TASK REQUIREMENTS ▸ Print every record exactly, but leave out the pictures.

:::

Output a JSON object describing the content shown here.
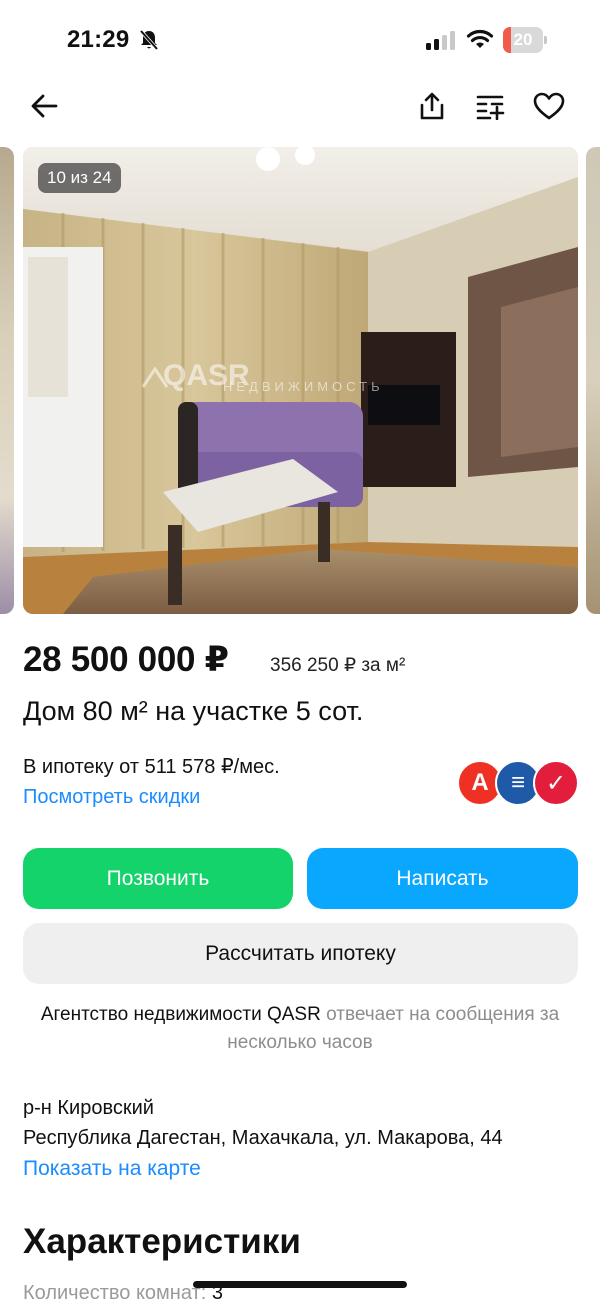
{
  "status_bar": {
    "time": "21:29",
    "battery_level": "20",
    "battery_fraction": 0.2,
    "battery_color": "#f05b4c",
    "icons": [
      "bell-off-icon",
      "cellular-signal-icon",
      "wifi-icon",
      "battery-icon"
    ]
  },
  "header": {
    "icons": [
      "back-arrow-icon",
      "share-icon",
      "compare-list-icon",
      "heart-icon"
    ]
  },
  "gallery": {
    "counter": "10 из 24",
    "watermark_brand": "QASR",
    "watermark_sub": "НЕДВИЖИМОСТЬ"
  },
  "listing": {
    "price": "28 500 000 ₽",
    "price_per_m2": "356 250 ₽ за м²",
    "title": "Дом 80 м² на участке 5 сот.",
    "mortgage_text": "В ипотеку от 511 578 ₽/мес.",
    "discounts_link": "Посмотреть скидки",
    "bank_logos": [
      {
        "name": "alfa-bank-logo-icon",
        "color": "#ef3124",
        "glyph": "А"
      },
      {
        "name": "gazprombank-logo-icon",
        "color": "#1e5aa8",
        "glyph": "≡"
      },
      {
        "name": "pochta-bank-logo-icon",
        "color": "#e31e3c",
        "glyph": "✓"
      }
    ]
  },
  "actions": {
    "call_label": "Позвонить",
    "write_label": "Написать",
    "calc_label": "Рассчитать ипотеку",
    "colors": {
      "call": "#13d36a",
      "write": "#0aa7ff",
      "calc": "#efefef"
    }
  },
  "agency": {
    "name": "Агентство недвижимости QASR",
    "response_text": " отвечает на сообщения за несколько часов"
  },
  "location": {
    "district": "р-н Кировский",
    "address": "Республика Дагестан, Махачкала, ул. Макарова, 44",
    "map_link": "Показать на карте"
  },
  "characteristics": {
    "title": "Характеристики",
    "rows": [
      {
        "label": "Количество комнат: ",
        "value": "3"
      }
    ]
  },
  "accent_colors": {
    "link": "#1a8cff",
    "text": "#111111",
    "secondary_text": "#8d8d8d"
  }
}
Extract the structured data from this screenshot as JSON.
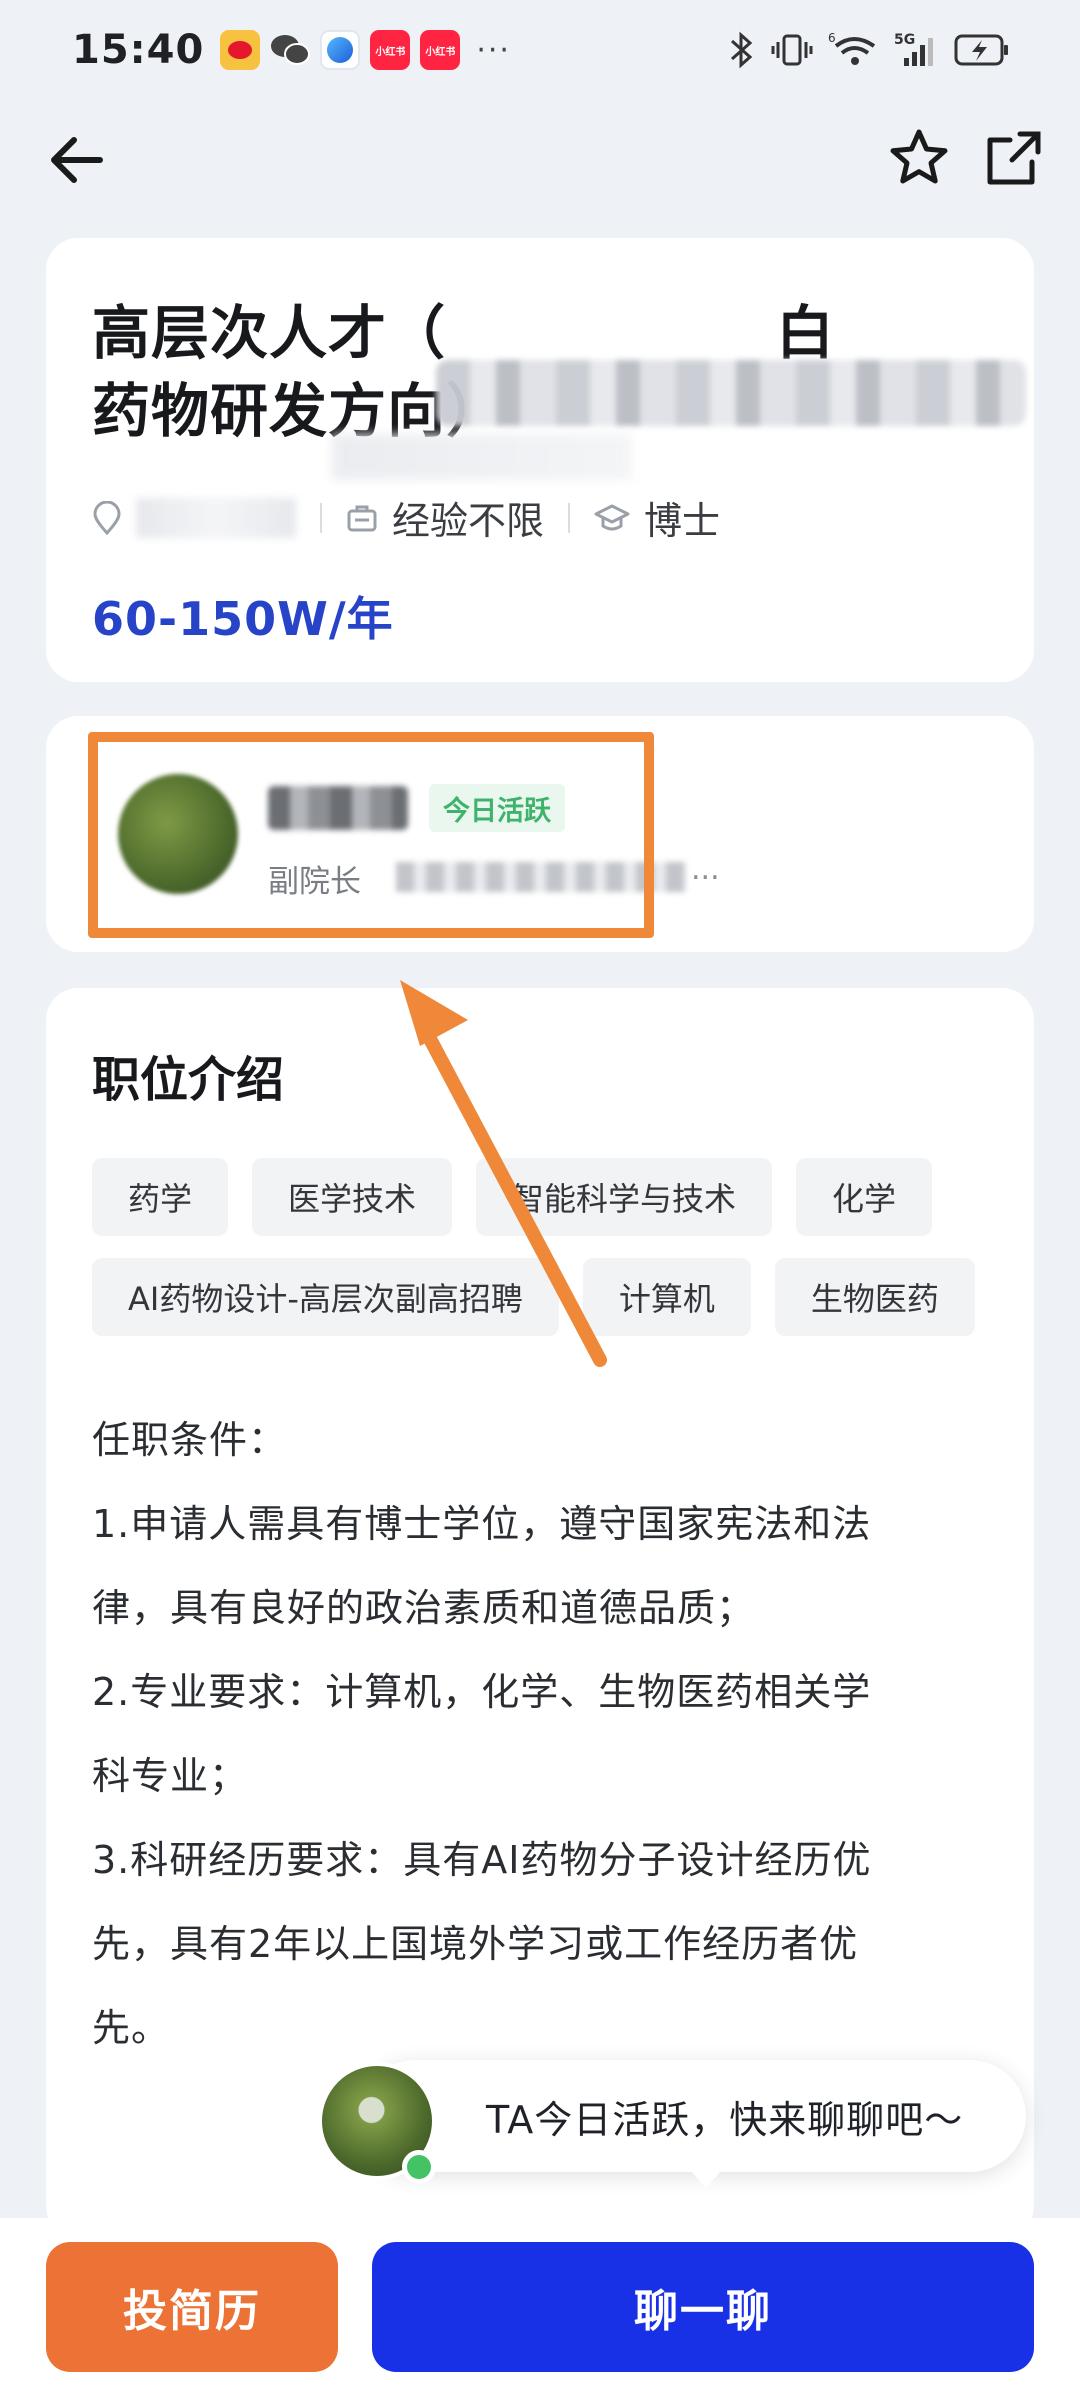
{
  "status_bar": {
    "time": "15:40",
    "app_icons": [
      "weibo-icon",
      "wechat-icon",
      "browser-icon",
      "xiaohongshu-icon",
      "xiaohongshu-icon"
    ],
    "xhs_label": "小红书",
    "more": "···",
    "network": "5G",
    "sim_slot": "6"
  },
  "job": {
    "title_line1": "高层次人才（",
    "title_line1_end": "白",
    "title_line2": "药物研发方向）",
    "experience": "经验不限",
    "degree": "博士",
    "salary": "60-150W/年"
  },
  "recruiter": {
    "active_badge": "今日活跃",
    "role": "副院长",
    "ellipsis": "..."
  },
  "description": {
    "section_title": "职位介绍",
    "tags": [
      "药学",
      "医学技术",
      "智能科学与技术",
      "化学",
      "AI药物设计-高层次副高招聘",
      "计算机",
      "生物医药"
    ],
    "lines": [
      "任职条件：",
      "1.申请人需具有博士学位，遵守国家宪法和法",
      "律，具有良好的政治素质和道德品质；",
      "2.专业要求：计算机，化学、生物医药相关学",
      "科专业；",
      "3.科研经历要求：具有AI药物分子设计经历优",
      "先，具有2年以上国境外学习或工作经历者优",
      "先。"
    ]
  },
  "chat_prompt": {
    "text": "TA今日活跃，快来聊聊吧～"
  },
  "actions": {
    "resume_label": "投简历",
    "chat_label": "聊一聊"
  },
  "colors": {
    "salary": "#2744c8",
    "active_green": "#3fb36b",
    "resume_button": "#ec7335",
    "chat_button": "#1931e6",
    "annotation": "#f0883a"
  }
}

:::

TASK ANSWER ▸
Output a JSON object describing the content shown here.
{
  "status_bar": {
    "time": "21:29",
    "battery_level": "20",
    "battery_fraction": 0.2,
    "battery_color": "#f05b4c",
    "icons": [
      "bell-off-icon",
      "cellular-signal-icon",
      "wifi-icon",
      "battery-icon"
    ]
  },
  "header": {
    "icons": [
      "back-arrow-icon",
      "share-icon",
      "compare-list-icon",
      "heart-icon"
    ]
  },
  "gallery": {
    "counter": "10 из 24",
    "watermark_brand": "QASR",
    "watermark_sub": "НЕДВИЖИМОСТЬ"
  },
  "listing": {
    "price": "28 500 000 ₽",
    "price_per_m2": "356 250 ₽ за м²",
    "title": "Дом 80 м² на участке 5 сот.",
    "mortgage_text": "В ипотеку от 511 578 ₽/мес.",
    "discounts_link": "Посмотреть скидки",
    "bank_logos": [
      {
        "name": "alfa-bank-logo-icon",
        "color": "#ef3124",
        "glyph": "А"
      },
      {
        "name": "gazprombank-logo-icon",
        "color": "#1e5aa8",
        "glyph": "≡"
      },
      {
        "name": "pochta-bank-logo-icon",
        "color": "#e31e3c",
        "glyph": "✓"
      }
    ]
  },
  "actions": {
    "call_label": "Позвонить",
    "write_label": "Написать",
    "calc_label": "Рассчитать ипотеку",
    "colors": {
      "call": "#13d36a",
      "write": "#0aa7ff",
      "calc": "#efefef"
    }
  },
  "agency": {
    "name": "Агентство недвижимости QASR",
    "response_text": " отвечает на сообщения за несколько часов"
  },
  "location": {
    "district": "р-н Кировский",
    "address": "Республика Дагестан, Махачкала, ул. Макарова, 44",
    "map_link": "Показать на карте"
  },
  "characteristics": {
    "title": "Характеристики",
    "rows": [
      {
        "label": "Количество комнат: ",
        "value": "3"
      }
    ]
  },
  "accent_colors": {
    "link": "#1a8cff",
    "text": "#111111",
    "secondary_text": "#8d8d8d"
  }
}
Extract the structured data from this screenshot as JSON.
{
  "status_bar": {
    "time": "15:40",
    "app_icons": [
      "weibo-icon",
      "wechat-icon",
      "browser-icon",
      "xiaohongshu-icon",
      "xiaohongshu-icon"
    ],
    "xhs_label": "小红书",
    "more": "···",
    "network": "5G",
    "sim_slot": "6"
  },
  "job": {
    "title_line1": "高层次人才（",
    "title_line1_end": "白",
    "title_line2": "药物研发方向）",
    "experience": "经验不限",
    "degree": "博士",
    "salary": "60-150W/年"
  },
  "recruiter": {
    "active_badge": "今日活跃",
    "role": "副院长",
    "ellipsis": "..."
  },
  "description": {
    "section_title": "职位介绍",
    "tags": [
      "药学",
      "医学技术",
      "智能科学与技术",
      "化学",
      "AI药物设计-高层次副高招聘",
      "计算机",
      "生物医药"
    ],
    "lines": [
      "任职条件：",
      "1.申请人需具有博士学位，遵守国家宪法和法",
      "律，具有良好的政治素质和道德品质；",
      "2.专业要求：计算机，化学、生物医药相关学",
      "科专业；",
      "3.科研经历要求：具有AI药物分子设计经历优",
      "先，具有2年以上国境外学习或工作经历者优",
      "先。"
    ]
  },
  "chat_prompt": {
    "text": "TA今日活跃，快来聊聊吧～"
  },
  "actions": {
    "resume_label": "投简历",
    "chat_label": "聊一聊"
  },
  "colors": {
    "salary": "#2744c8",
    "active_green": "#3fb36b",
    "resume_button": "#ec7335",
    "chat_button": "#1931e6",
    "annotation": "#f0883a"
  }
}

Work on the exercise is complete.